> [INFORMATION]

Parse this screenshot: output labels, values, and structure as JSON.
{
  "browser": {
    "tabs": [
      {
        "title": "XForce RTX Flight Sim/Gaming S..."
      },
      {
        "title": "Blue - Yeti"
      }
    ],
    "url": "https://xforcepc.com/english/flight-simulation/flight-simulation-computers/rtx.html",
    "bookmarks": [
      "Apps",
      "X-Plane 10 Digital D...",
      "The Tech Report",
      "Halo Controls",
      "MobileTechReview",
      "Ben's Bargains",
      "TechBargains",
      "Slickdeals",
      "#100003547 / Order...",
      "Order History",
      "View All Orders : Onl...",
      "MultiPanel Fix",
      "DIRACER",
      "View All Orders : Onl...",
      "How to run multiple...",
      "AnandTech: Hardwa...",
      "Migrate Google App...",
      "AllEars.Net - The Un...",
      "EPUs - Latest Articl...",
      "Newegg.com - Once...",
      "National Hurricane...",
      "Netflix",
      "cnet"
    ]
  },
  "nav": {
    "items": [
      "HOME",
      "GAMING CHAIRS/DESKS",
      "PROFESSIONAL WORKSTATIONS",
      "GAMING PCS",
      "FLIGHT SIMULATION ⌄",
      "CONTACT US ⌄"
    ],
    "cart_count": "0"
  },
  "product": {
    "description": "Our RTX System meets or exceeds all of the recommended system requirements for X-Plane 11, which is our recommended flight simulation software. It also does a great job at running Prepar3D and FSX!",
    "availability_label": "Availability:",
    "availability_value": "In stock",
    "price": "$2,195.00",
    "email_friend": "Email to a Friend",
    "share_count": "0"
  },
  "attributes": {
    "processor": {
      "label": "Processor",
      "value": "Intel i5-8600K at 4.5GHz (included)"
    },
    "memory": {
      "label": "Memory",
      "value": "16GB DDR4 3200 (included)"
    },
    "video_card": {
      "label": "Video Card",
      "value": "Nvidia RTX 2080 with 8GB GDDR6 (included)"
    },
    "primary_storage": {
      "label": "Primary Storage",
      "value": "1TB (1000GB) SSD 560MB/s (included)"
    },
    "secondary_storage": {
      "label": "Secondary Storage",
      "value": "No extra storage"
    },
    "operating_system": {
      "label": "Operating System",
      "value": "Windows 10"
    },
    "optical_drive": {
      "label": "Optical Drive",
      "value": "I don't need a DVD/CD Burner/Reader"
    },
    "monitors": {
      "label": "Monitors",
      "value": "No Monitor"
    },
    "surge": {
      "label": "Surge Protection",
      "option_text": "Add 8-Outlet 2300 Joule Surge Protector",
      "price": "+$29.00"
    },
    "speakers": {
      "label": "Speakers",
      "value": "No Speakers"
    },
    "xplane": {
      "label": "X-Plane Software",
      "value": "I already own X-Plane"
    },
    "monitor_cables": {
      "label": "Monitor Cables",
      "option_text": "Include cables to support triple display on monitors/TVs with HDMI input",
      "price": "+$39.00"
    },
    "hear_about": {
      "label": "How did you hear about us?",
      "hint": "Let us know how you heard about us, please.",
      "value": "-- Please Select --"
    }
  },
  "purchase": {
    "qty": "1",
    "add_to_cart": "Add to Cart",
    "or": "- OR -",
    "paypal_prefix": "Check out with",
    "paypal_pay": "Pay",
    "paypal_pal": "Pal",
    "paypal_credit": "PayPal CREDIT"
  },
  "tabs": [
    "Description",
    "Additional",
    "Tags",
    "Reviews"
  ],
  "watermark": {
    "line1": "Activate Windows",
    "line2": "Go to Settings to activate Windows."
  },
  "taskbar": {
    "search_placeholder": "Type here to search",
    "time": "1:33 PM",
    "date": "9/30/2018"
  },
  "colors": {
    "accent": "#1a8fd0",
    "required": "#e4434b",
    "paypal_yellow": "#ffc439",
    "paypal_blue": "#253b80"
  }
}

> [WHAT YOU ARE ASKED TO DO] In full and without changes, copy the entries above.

> [RESPONSE AREA]
Parse this screenshot: output labels, values, and structure as JSON.
{
  "browser": {
    "tabs": [
      {
        "title": "XForce RTX Flight Sim/Gaming S..."
      },
      {
        "title": "Blue - Yeti"
      }
    ],
    "url": "https://xforcepc.com/english/flight-simulation/flight-simulation-computers/rtx.html",
    "bookmarks": [
      "Apps",
      "X-Plane 10 Digital D...",
      "The Tech Report",
      "Halo Controls",
      "MobileTechReview",
      "Ben's Bargains",
      "TechBargains",
      "Slickdeals",
      "#100003547 / Order...",
      "Order History",
      "View All Orders : Onl...",
      "MultiPanel Fix",
      "DIRACER",
      "View All Orders : Onl...",
      "How to run multiple...",
      "AnandTech: Hardwa...",
      "Migrate Google App...",
      "AllEars.Net - The Un...",
      "EPUs - Latest Articl...",
      "Newegg.com - Once...",
      "National Hurricane...",
      "Netflix",
      "cnet"
    ]
  },
  "nav": {
    "items": [
      "HOME",
      "GAMING CHAIRS/DESKS",
      "PROFESSIONAL WORKSTATIONS",
      "GAMING PCS",
      "FLIGHT SIMULATION ⌄",
      "CONTACT US ⌄"
    ],
    "cart_count": "0"
  },
  "product": {
    "description": "Our RTX System meets or exceeds all of the recommended system requirements for X-Plane 11, which is our recommended flight simulation software. It also does a great job at running Prepar3D and FSX!",
    "availability_label": "Availability:",
    "availability_value": "In stock",
    "price": "$2,195.00",
    "email_friend": "Email to a Friend",
    "share_count": "0"
  },
  "attributes": {
    "processor": {
      "label": "Processor",
      "value": "Intel i5-8600K at 4.5GHz (included)"
    },
    "memory": {
      "label": "Memory",
      "value": "16GB DDR4 3200 (included)"
    },
    "video_card": {
      "label": "Video Card",
      "value": "Nvidia RTX 2080 with 8GB GDDR6 (included)"
    },
    "primary_storage": {
      "label": "Primary Storage",
      "value": "1TB (1000GB) SSD 560MB/s (included)"
    },
    "secondary_storage": {
      "label": "Secondary Storage",
      "value": "No extra storage"
    },
    "operating_system": {
      "label": "Operating System",
      "value": "Windows 10"
    },
    "optical_drive": {
      "label": "Optical Drive",
      "value": "I don't need a DVD/CD Burner/Reader"
    },
    "monitors": {
      "label": "Monitors",
      "value": "No Monitor"
    },
    "surge": {
      "label": "Surge Protection",
      "option_text": "Add 8-Outlet 2300 Joule Surge Protector",
      "price": "+$29.00"
    },
    "speakers": {
      "label": "Speakers",
      "value": "No Speakers"
    },
    "xplane": {
      "label": "X-Plane Software",
      "value": "I already own X-Plane"
    },
    "monitor_cables": {
      "label": "Monitor Cables",
      "option_text": "Include cables to support triple display on monitors/TVs with HDMI input",
      "price": "+$39.00"
    },
    "hear_about": {
      "label": "How did you hear about us?",
      "hint": "Let us know how you heard about us, please.",
      "value": "-- Please Select --"
    }
  },
  "purchase": {
    "qty": "1",
    "add_to_cart": "Add to Cart",
    "or": "- OR -",
    "paypal_prefix": "Check out with",
    "paypal_pay": "Pay",
    "paypal_pal": "Pal",
    "paypal_credit": "PayPal CREDIT"
  },
  "tabs": [
    "Description",
    "Additional",
    "Tags",
    "Reviews"
  ],
  "watermark": {
    "line1": "Activate Windows",
    "line2": "Go to Settings to activate Windows."
  },
  "taskbar": {
    "search_placeholder": "Type here to search",
    "time": "1:33 PM",
    "date": "9/30/2018"
  },
  "colors": {
    "accent": "#1a8fd0",
    "required": "#e4434b",
    "paypal_yellow": "#ffc439",
    "paypal_blue": "#253b80"
  }
}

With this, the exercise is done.